City to Control Mobile Home Rents : Housing: A measure to keep rates at no more than 10% above last July’s levels is scheduled to be put before the council for a second vote on Monday.


The City Council fell a vote short this week of putting an immediate temporary ceiling on rent increases at mobile home parks, but set the stage for imposing such a limit in the near future.

On Monday, the group voted 5 to 2--with Mayor Donna Smith and Councilman Boyd Bredenkamp opposed--in favor of an ordinance that would prohibit park owners from raising rates more than 10% above the rents in effect last July. The seven-member council needs six votes to enact an ordinance on an urgency basis, which would have taken effect immediately.

A group of mobile home residents, upset by the city’s handling of the issue, served recall notices at the council meeting against Smith and Bredenkamp.

Rent moratorium supporters wanted the ordinance to take effect immediately, because a number of parks have scheduled rent increases Jan. 1.


The council can still pass the ordinance with a simple majority, but the law would not take effect until 30 days after its adoption. The council will meet at 2:30 p.m. Monday for the second reading and, if the ordinance is passed as expected, it would go into effect in time to govern February rent payments.

The ordinance would limit rents charged after Jan. 22 to a maximum of the rent paid last July, plus 10%. But city officials said the ordinance does not provide for rebate of any higher rents that may have been paid earlier.

The ceiling would remain in effect for up to 45 days to give the council time to develop a long-term rent-stabilization program.

Alan Cartnal, one of the leaders in the rent control movement, praised the council majority for trying to help tenants. He said this is the first strong indication of council support for rent stabilization.


But another mobile home owner, Tiffany Curry, said a moratorium will have limited impact. One of the major problems, she said, is that landlords are coercing tenants into signing long-term leases with built-in rate increases that under state law cannot be affected by city regulations.

Curry, Cartnal and three other residents of mobile home parks signed the notices that were handed to Smith and Bredenkamp to declare the intention to circulate recall petitions. The petitioners will need to collect signatures from 20% of the city’s 40,178 registered voters in order to force a recall election.

The identical notices accuse Smith and Bredenkamp of betraying public trust, soliciting campaign funds from special interests and a “failure to put the concerns of private citizens residing in Pomona over those of planning and development interests.”

Curry said Smith and Bredenkamp cannot deal with the rent control issue fairly, because they have accepted campaign donations from mobile home park owners. The allegations against the mayor and council member are the same, because they vote alike at council meetings, Curry said.

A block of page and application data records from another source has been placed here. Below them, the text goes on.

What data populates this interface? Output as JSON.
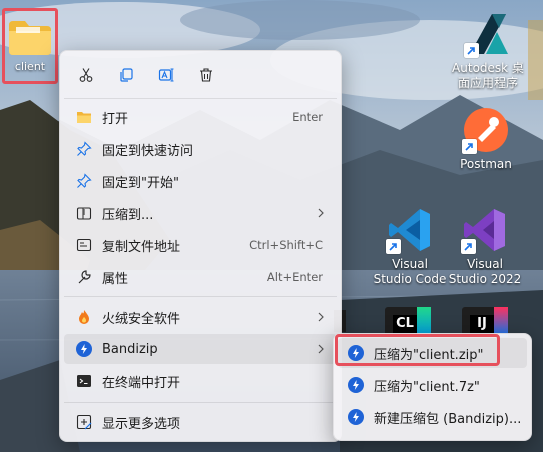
{
  "desktop": {
    "icons": [
      {
        "label": "client",
        "icon": "folder-icon"
      },
      {
        "label": "Autodesk 桌面应用程序",
        "line1": "Autodesk 桌",
        "line2": "面应用程序",
        "icon": "autodesk-icon"
      },
      {
        "label": "Postman",
        "icon": "postman-icon"
      },
      {
        "label": "Visual Studio Code",
        "line1": "Visual",
        "line2": "Studio Code",
        "icon": "vscode-icon"
      },
      {
        "label": "Visual Studio 2022",
        "line1": "Visual",
        "line2": "Studio 2022",
        "icon": "visual-studio-icon"
      }
    ]
  },
  "menu": {
    "quick_actions": [
      "cut-icon",
      "copy-icon",
      "rename-icon",
      "delete-icon"
    ],
    "items": [
      {
        "label": "打开",
        "shortcut": "Enter",
        "icon": "folder-open-icon"
      },
      {
        "label": "固定到快速访问",
        "icon": "pin-icon"
      },
      {
        "label": "固定到\"开始\"",
        "icon": "pin-start-icon"
      },
      {
        "label": "压缩到...",
        "icon": "compress-icon",
        "submenu": true
      },
      {
        "label": "复制文件地址",
        "shortcut": "Ctrl+Shift+C",
        "icon": "copy-path-icon"
      },
      {
        "label": "属性",
        "shortcut": "Alt+Enter",
        "icon": "properties-icon"
      },
      {
        "label": "火绒安全软件",
        "icon": "huorong-icon",
        "submenu": true
      },
      {
        "label": "Bandizip",
        "icon": "bandizip-icon",
        "submenu": true
      },
      {
        "label": "在终端中打开",
        "icon": "terminal-icon"
      },
      {
        "label": "显示更多选项",
        "icon": "more-options-icon"
      }
    ]
  },
  "submenu": {
    "items": [
      {
        "label": "压缩为\"client.zip\"",
        "icon": "bandizip-icon"
      },
      {
        "label": "压缩为\"client.7z\"",
        "icon": "bandizip-icon"
      },
      {
        "label": "新建压缩包 (Bandizip)...",
        "icon": "bandizip-icon"
      }
    ]
  },
  "colors": {
    "highlight_border": "#e6505c",
    "bandizip_blue": "#1f63d6",
    "accent_blue": "#1a73e8"
  }
}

“We consider them a matched set.”

Smith said she has received support from both tenants and landlords in past elections, and that campaign contributions do not influence her votes.

The mayor said she sees no need to mount a campaign to fight the recall. Her record is well known to voters, she said.

“They know I work very hard,” Smith said.


Bredenkamp said his vote is not influenced by campaign contributions, nor will his stand on rent control be altered by the fact that some residents want to remove him from office.

“I’ll vote whichever way I feel is right,” he said.

The councilman said he opposes the temporary rent ceiling, because the city does not have enough information on the issue. The city staff is gathering data on rental rates and the number of residents on long-term leases in preparation for the council’s consideration of a permanent rent stabilization program in January.

Bredenkamp said that if the facts show that tenants are being treated unfairly, he will support city action to help them. But, he said, “I want to exhaust every avenue before we go into a rent control program.”


Smith said the city could open itself to a lawsuit by imposing a rent ceiling without first obtaining all the facts.

But Councilman Tomas Ursua said there have been so many complaints of exorbitant rent increases that the city should impose a moratorium while it gathers the information needed to establish a rent stabilization program.

In the meantime, by allowing rent increases of up to 10%, Ursua said, “We’re not depriving landlords of a fair return.”